There’s a lot of talk about #GamerGate being nothing more than an over-inflated conspiracy theory. Originally it was said that #GamerGate wasn’t about ethics in journalism but was just a masquerade to harass women. That was just until evidence surfaced that there was corruption happening in the games industry, and even more than that, proof of collusion amongst journalists that gamers had long suspected. Well, one of the other conspiracy theories levied against the consumer revolt is that the media is out to get #GamerGate and they are manufacturing narratives to sway public opinion. Well, what will the opposition say when media bias is no longer a theory?
I was notified by readers that indie game developer Jennifer Dawe, known on Twitter as “Jennifer D’aww”, had conducted various interviews with various outlets, but only two out of four of those interviews had been published. It’s not uncommon for journalists to interview someone and then opt not to publish it for a myriad of reasons.
Dawe had been interviewed by four outlets, PC Mag, CBC News (Canadian Broadcasting Corporation), International Business Times and Tech Raptor. Only IBTimes and Tech Raptor published their respective interviews with Dawe; IBTimes published theirs on October 21st, 2014 and Tech Raptor published theirs back on October 2nd, 2014. Jennifer Dawe is pro-#GamerGate and believes that #GamerGate is not about harassing female game developers but about the reform in games journalism ethics.
According to Dawe, her interviews with CBC and PC Mag also occurred in October. She states that the CBC conducted an interview with her back on October 3rd. She also stated that PC Mag conducted their interview with her on October 19th. Dawe mentioned that she was told by the respective outlets that the interviews were unlikely to run.
I reached out to PC Mag’s Matthew Murray, the one who supposedly interviewed Dawe, but he hasn’t responded as of the writing of this article.
[Update: PC Mag’s Matthew Murray has notified me that he hopes to run something later this week, and further explained Dawe’s interview situation, stating…
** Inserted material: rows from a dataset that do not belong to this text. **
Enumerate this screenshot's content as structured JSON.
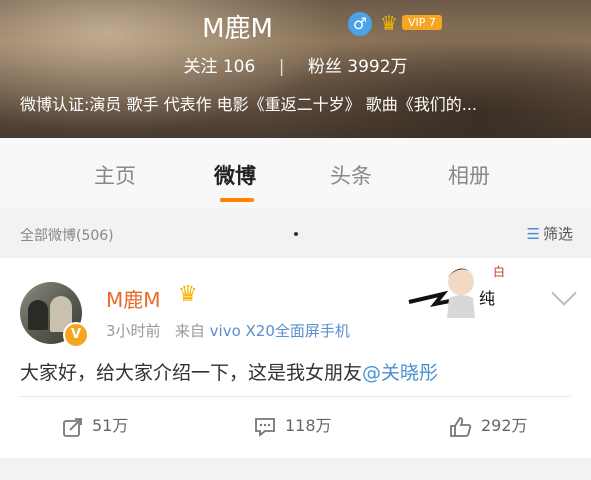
{
  "header": {
    "name": "M鹿M",
    "gender_icon": "♂",
    "vip_label": "VIP 7",
    "following_label": "关注",
    "following_count": "106",
    "fans_label": "粉丝",
    "fans_count": "3992万",
    "bio": "微博认证:演员 歌手 代表作 电影《重返二十岁》 歌曲《我们的..."
  },
  "tabs": [
    {
      "label": "主页"
    },
    {
      "label": "微博"
    },
    {
      "label": "头条"
    },
    {
      "label": "相册"
    }
  ],
  "filter_bar": {
    "all_posts": "全部微博(506)",
    "filter_label": "筛选"
  },
  "post": {
    "author": "M鹿M",
    "time": "3小时前",
    "from_label": "来自",
    "device": "vivo X20全面屏手机",
    "text": "大家好，给大家介绍一下，这是我女朋友",
    "mention": "@关晓彤",
    "actions": {
      "repost": "51万",
      "comment": "118万",
      "like": "292万"
    }
  },
  "colors": {
    "accent_orange": "#ff8200",
    "link_blue": "#4a8fd4",
    "author_orange": "#e8692a"
  }
}
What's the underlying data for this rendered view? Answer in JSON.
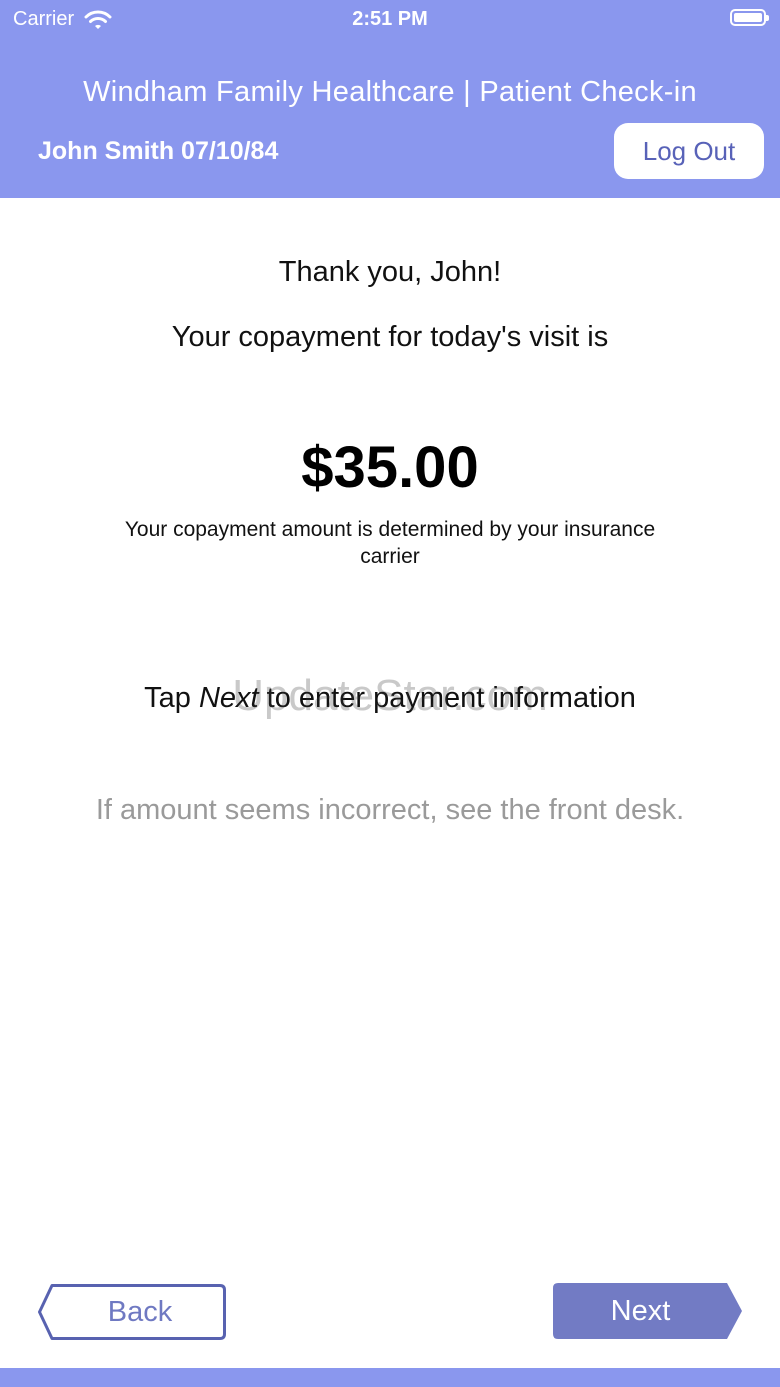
{
  "status_bar": {
    "carrier": "Carrier",
    "time": "2:51 PM"
  },
  "header": {
    "title": "Windham Family Healthcare | Patient Check-in",
    "patient": "John Smith 07/10/84",
    "logout_label": "Log Out"
  },
  "main": {
    "thank_you": "Thank you, John!",
    "copay_intro": "Your copayment for today's visit is",
    "amount": "$35.00",
    "copay_note": "Your copayment amount is determined by your insurance carrier",
    "tap_prefix": "Tap ",
    "tap_emphasis": "Next",
    "tap_suffix": " to enter payment information",
    "incorrect_note": "If amount seems incorrect, see the front desk."
  },
  "watermark": "UpdateStar.com",
  "nav": {
    "back_label": "Back",
    "next_label": "Next"
  },
  "colors": {
    "header_bg": "#8a97ee",
    "next_bg": "#727bc4",
    "back_border": "#5862b0",
    "muted_text": "#9a9a9a"
  }
}
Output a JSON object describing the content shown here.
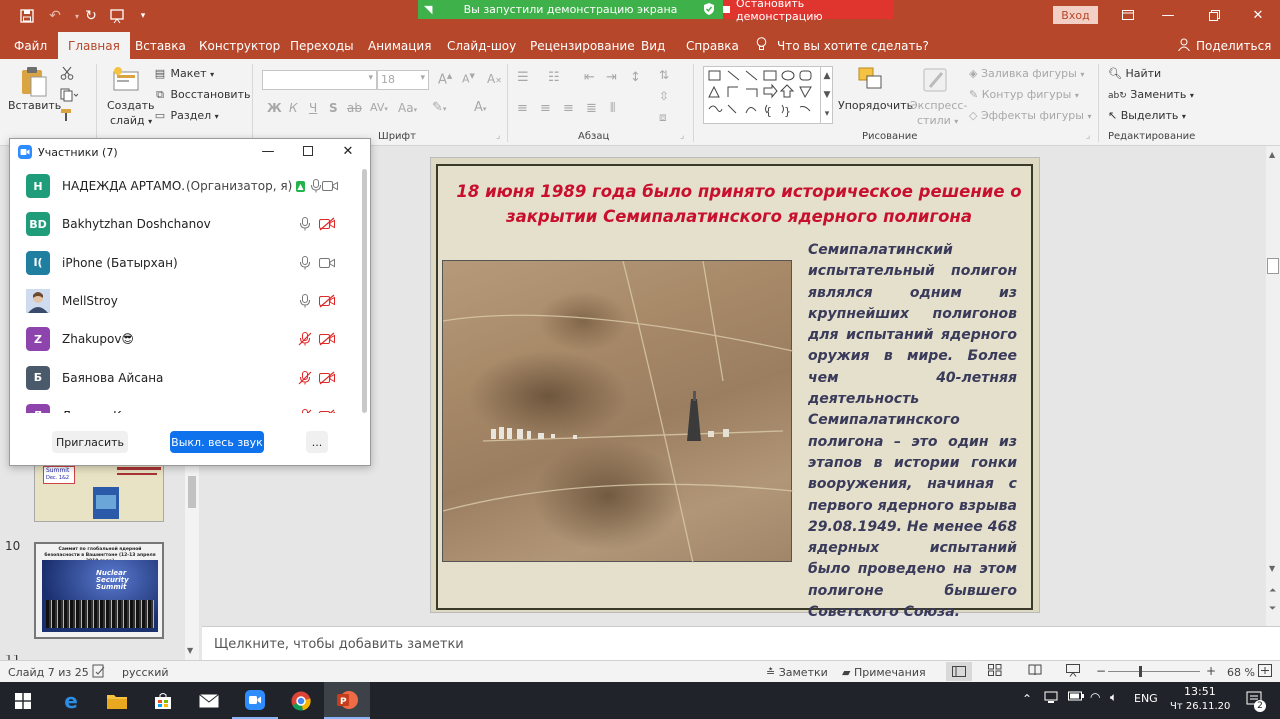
{
  "titlebar": {
    "sharing_label": "Вы запустили демонстрацию экрана",
    "stop_label": "Остановить демонстрацию",
    "login_label": "Вход",
    "brand_color": "#b7472a"
  },
  "tabs": [
    "Файл",
    "Главная",
    "Вставка",
    "Конструктор",
    "Переходы",
    "Анимация",
    "Слайд-шоу",
    "Рецензирование",
    "Вид",
    "Справка"
  ],
  "tell_me": "Что вы хотите сделать?",
  "share_label": "Поделиться",
  "ribbon": {
    "paste": "Вставить",
    "new_slide_1": "Создать",
    "new_slide_2": "слайд",
    "layout": "Макет",
    "reset": "Восстановить",
    "section": "Раздел",
    "font_size": "18",
    "font_group": "Шрифт",
    "paragraph_group": "Абзац",
    "drawing_group": "Рисование",
    "arrange": "Упорядочить",
    "quick_styles_1": "Экспресс-",
    "quick_styles_2": "стили",
    "shape_fill": "Заливка фигуры",
    "shape_outline": "Контур фигуры",
    "shape_effects": "Эффекты фигуры",
    "find": "Найти",
    "replace": "Заменить",
    "select": "Выделить",
    "editing_group": "Редактирование",
    "bold": "Ж",
    "italic": "К",
    "underline": "Ч",
    "strike": "S",
    "shadow": "ab",
    "aa": "Aa",
    "a": "A"
  },
  "panel": {
    "title": "Участники (7)",
    "invite": "Пригласить",
    "mute_all": "Выкл. весь звук",
    "more": "...",
    "participants": [
      {
        "initials": "Н",
        "name": "НАДЕЖДА АРТАМО...",
        "role": "(Организатор, я)",
        "color": "#1f9d7a",
        "mic": "on",
        "cam": "on"
      },
      {
        "initials": "BD",
        "name": "Bakhytzhan Doshchanov",
        "role": "",
        "color": "#1f9d7a",
        "mic": "on",
        "cam": "off"
      },
      {
        "initials": "I(",
        "name": "iPhone (Батырхан)",
        "role": "",
        "color": "#1f7fa0",
        "mic": "on",
        "cam": "on"
      },
      {
        "initials": "",
        "name": "MellStroy",
        "role": "",
        "color": "#9fb6d6",
        "mic": "on",
        "cam": "off"
      },
      {
        "initials": "Z",
        "name": "Zhakupov😎",
        "role": "",
        "color": "#8e44ad",
        "mic": "off",
        "cam": "off"
      },
      {
        "initials": "Б",
        "name": "Баянова Айсана",
        "role": "",
        "color": "#4a5a6a",
        "mic": "off",
        "cam": "off"
      },
      {
        "initials": "Д",
        "name": "Динара Каратаева",
        "role": "",
        "color": "#8e44ad",
        "mic": "off",
        "cam": "off"
      }
    ]
  },
  "slide": {
    "title": "18 июня 1989 года было принято историческое решение о закрытии Семипалатинского ядерного полигона",
    "body": "Семипалатинский испытательный полигон являлся одним из крупнейших полигонов для испытаний ядерного оружия в мире. Более чем 40-летняя деятельность Семипалатинского полигона – это один из этапов в истории гонки вооружения, начиная с первого ядерного взрыва 29.08.1949. Не менее 468 ядерных испытаний было проведено на этом полигоне бывшего Советского Союза."
  },
  "thumbs": {
    "slide10_number": "10",
    "slide10_title": "Саммит по глобальной ядерной безопасности в Вашингтоне (12-13 апреля 2010 года)",
    "slide10_banner_1": "Nuclear",
    "slide10_banner_2": "Security",
    "slide10_banner_3": "Summit",
    "slide9_text_1": "Summit",
    "slide9_text_2": "Dec. 1&2",
    "slide11_number": "11"
  },
  "notes_placeholder": "Щелкните, чтобы добавить заметки",
  "status": {
    "slide_info": "Слайд 7 из 25",
    "language": "русский",
    "notes": "Заметки",
    "comments": "Примечания",
    "zoom": "68 %",
    "minus": "−",
    "plus": "+"
  },
  "taskbar": {
    "lang": "ENG",
    "time": "13:51",
    "date": "Чт 26.11.20",
    "notif_count": "2"
  }
}
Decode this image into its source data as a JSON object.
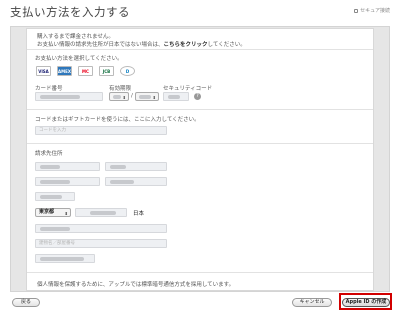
{
  "header": {
    "title": "支払い方法を入力する",
    "secure_label": "セキュア接続"
  },
  "notice": {
    "line1": "購入するまで課金されません。",
    "line2_pre": "お支払い情報の請求先住所が日本ではない場合は、",
    "line2_link": "こちらをクリック",
    "line2_post": "してください。"
  },
  "payment": {
    "select_label": "お支払い方法を選択してください。",
    "cards": [
      {
        "label": "VISA",
        "color": "#1a1f71"
      },
      {
        "label": "AMEX",
        "color": "#2e77bb"
      },
      {
        "label": "MC",
        "color": "#eb001b"
      },
      {
        "label": "JCB",
        "color": "#0b6b3a"
      },
      {
        "label": "D",
        "color": "#0079be"
      }
    ],
    "card_number_label": "カード番号",
    "expiry_label": "有効期限",
    "security_code_label": "セキュリティコード",
    "expiry_separator": "/"
  },
  "gift": {
    "label": "コードまたはギフトカードを使うには、ここに入力してください。",
    "placeholder": "コードを入力"
  },
  "billing": {
    "label": "請求先住所",
    "prefecture": "東京都",
    "country": "日本",
    "building_placeholder": "建物名／部屋番号"
  },
  "footer": {
    "privacy_note": "個人情報を保護するために、アップルでは標準暗号通信方式を採用しています。"
  },
  "buttons": {
    "back": "戻る",
    "cancel": "キャンセル",
    "create": "Apple ID の作成"
  },
  "colors": {
    "highlight": "#d20000"
  }
}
"I did indeed interview Ms. Dawe, and still intend to publish something, but a number of factors have prevented me from doing so or, in fact, writing anything about GamerGate yet"]
Now, regarding the CBC piece, Dawe mentioned that she was notified that her interview could be posted as a “reaction” to a piece that CBC published on October 1st, 2014 by John Bowman called “Women Talking Video Games”. The original piece centered mostly on #GamerGate being a harassment campaign led by angry hardcore gamers who didn’t want women in the industry. I reached out to CBC journalist John Bowman, the one who interviewed Dawe back on October 3rd.
According to Bowman, he confirmed Dawe’s interview but mentioned that it was a pre-interview and he had plans to do a follow-up. Bowman stated…
“I planned to do a second [interview] for my radio column. My producers didn't want [to] go ahead with that topic, though.”
However, the producers did go ahead with the topic (whether Bowman was aware of it or not) because three more hit-pieces about #GamerGate were published.
There was a radio column involving film critic Jesse Wente on October 8th, 2014. Wente ventures to lambaste the revolt for being anti-progressive.
Additionally, another post by CBC appeared on October 15th, 2014 from Lauren O’Neil called “#StopGamerGate2014 Hashtag Suggests Internet Is Growing Tired of GamerGate”. It furthers the narrative that the movement centers around harassing female game critics and female game developers.
On a separate part of the CBC site called ‘Q Blog’, yet another hit-piece was run about #GamerGate on October 21st, 2014, this time focusing on indie developer Brianna Wu. The piece is called “Gamergate: Has the online world turned against women?”. Wu runs the narrative that the hashtag is all about harassing women out of the gaming industry.
CBC obviously doesn’t have a problem running articles about #GamerGate… they just don’t seem to want to run anything that breaks the narrative of the consumer revolt being anything other than a campaign to harass women.
I decided to reach out to Bowman’s senior producer at CBC News, Andrew Yates. I tried contacting him through the CBC e-mail as well as a few times on Twitter. However, at the time of the publishing of this article, Yates has not responded to my inquiries about CBC’s interview with Jennifer Dawe.
Bowman, alternatively, has mentioned that he has plans to release the recording he has of Dawe on Soundcloud. According to Bowman, it may go live sometime today, but Bowman didn’t mention if it would be available on CBC’s site or simply as a publicly available piece on Soundcloud.
I asked Bowman if the CBC producers had any reason as to why they won’t run Jennifer’s interview, but there hasn’t been any response.
The gaming community may want to keep an eye out for the Soundcloud of Jennifer’s interview.
[Update:] The Soundcloud is available. Be sure to give a ‘Thank You’ to Bowman for following through.
(Main image courtesy of Bright Side of News)